Scaffolding is very useful on building and construction sites. It is also used when roofing work needs to be done, or any other work where people need to get up to a certain level to be able to reach the area concerned. Anyone who erects or takes down scaffolding should be trained in how to do so, so there is no danger posed to them or to anyone else.
There have been instances where accidents have occurred as a result of negligence in putting up or taking down scaffolding. It is incredibly important that it is done correctly, otherwise someone could suffer a fall from height. This could mean they suffer extensive injuries, such as back injuries or head injuries for example.
In some instances it is discovered that poor-quality equipment has been used to construct the scaffolding in the first place. For example, while the construction process may have been correct, one or two bolts were in poor condition and were not able to hold up the scaffolding. Thus when someone climbed onto it to use it, they fell because it was unstable.
You don’t always have to be working on the scaffolding to be injured either. There is the potential of injury in situations where people are walking past when something happens above. If the scaffolding is unsteady it could all fall over on top of workers below. In another example a safety rail on the scaffolding may come loose if it was not properly attached. In this case it could hit someone on the head as they are walking by.
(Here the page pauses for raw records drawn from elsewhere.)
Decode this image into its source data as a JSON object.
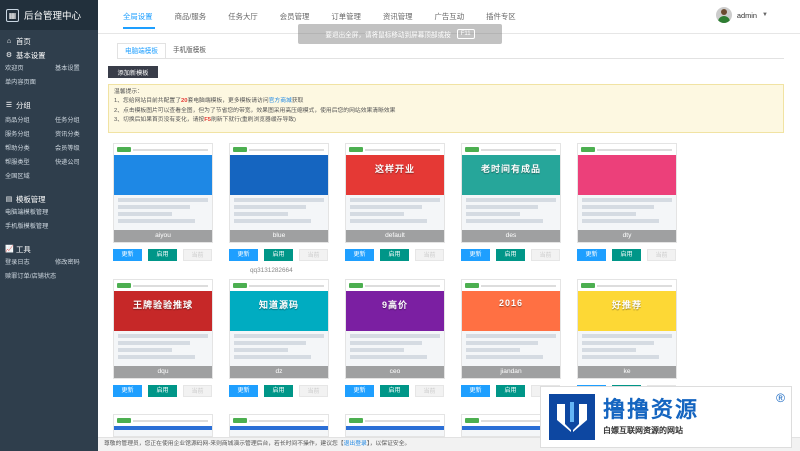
{
  "brand": {
    "logo": "▦",
    "title": "后台管理中心"
  },
  "sidebar": {
    "home": {
      "icon": "home-icon",
      "label": "首页"
    },
    "sections": [
      {
        "title": "基本设置",
        "icon": "gear-icon",
        "items": [
          "欢迎页",
          "基本设置",
          "单内容页面"
        ]
      },
      {
        "title": "分组",
        "icon": "list-icon",
        "items": [
          "商品分组",
          "任务分组",
          "服务分组",
          "资讯分类",
          "帮助分类",
          "会员等级",
          "帮服类型",
          "快递公司",
          "全国区域"
        ]
      },
      {
        "title": "模板管理",
        "icon": "template-icon",
        "items": [
          "电脑端模板管理",
          "手机版模板管理"
        ]
      },
      {
        "title": "工具",
        "icon": "chart-icon",
        "items": [
          "登录日志",
          "修改密码",
          "赎罪订单/店铺状态"
        ]
      }
    ]
  },
  "topnav": [
    "全局设置",
    "商品/服务",
    "任务大厅",
    "会员管理",
    "订单管理",
    "资讯管理",
    "广告互动",
    "插件专区"
  ],
  "user": {
    "name": "admin",
    "caret": "▼"
  },
  "fullscreen_notice": {
    "text": "要退出全屏，请将鼠标移动到屏幕顶部或按",
    "key": "F11"
  },
  "subtabs": [
    "电脑端模板",
    "手机版模板"
  ],
  "add_button": "添加新模板",
  "tips": {
    "title": "温馨提示：",
    "line1_a": "1、您给网站目前共配置了",
    "line1_count": "20",
    "line1_b": "套电脑端模板，更多模板请访问",
    "line1_link": "官方商城",
    "line1_c": "获取",
    "line2": "2、点击模板图片可以查看全图，但为了节省您的带宽，效果图采用高压缩模式，使用后您的网站效果清晰效果",
    "line3_a": "3、切换后如果首页没有变化，请按",
    "line3_key": "F5",
    "line3_b": "刷新下就行(重刷浏览器缓存导致)"
  },
  "template_buttons": {
    "update": "更新",
    "enable": "启用",
    "current": "当前"
  },
  "templates": [
    {
      "name": "aiyou",
      "color": "#1e88e5",
      "banner": ""
    },
    {
      "name": "blue",
      "color": "#1565c0",
      "banner": ""
    },
    {
      "name": "default",
      "color": "#e53935",
      "banner": "这样开业"
    },
    {
      "name": "des",
      "color": "#26a69a",
      "banner": "老时间有成品"
    },
    {
      "name": "dty",
      "color": "#ec407a",
      "banner": ""
    },
    {
      "name": "dqu",
      "color": "#c62828",
      "banner": "王牌验验推球"
    },
    {
      "name": "dz",
      "color": "#00acc1",
      "banner": "知道源码"
    },
    {
      "name": "ceo",
      "color": "#7b1fa2",
      "banner": "9高价"
    },
    {
      "name": "jiandan",
      "color": "#ff7043",
      "banner": "2016"
    },
    {
      "name": "ke",
      "color": "#fdd835",
      "banner": "好推荐"
    }
  ],
  "watermark": "qq3131282664",
  "footer": {
    "a": "尊敬的管理员，您正在使用企业馆源码网-来则商城演示管理后台，若长时间不操作，建议您【",
    "link": "退出登录",
    "b": "】，以保证安全。"
  },
  "badge": {
    "title": "撸撸资源",
    "subtitle": "白嫖互联网资源的网站",
    "reg": "®"
  }
}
Could you make a scaffolding injury compensation claim?
This is worth asking if you have been involved in a situation where you were injured as a result of something going wrong involving scaffolding. Even if you were not working on a building site, but instead you were walking past as work was being done, you might still have a chance to claim scaffolding injury compensation if you were hurt as a result of something going wrong.
Accident Advice Helpline might be able to connect you with one of our experienced lawyers who has dealt with scaffolding-related claims before. By calling us free on 0800 689 0500 you have an opportunity to see whether this is the case. Just make that call today and tell us about the injuries you have suffered.
Date Published: September 17, 2015
Author: Allison Whitehead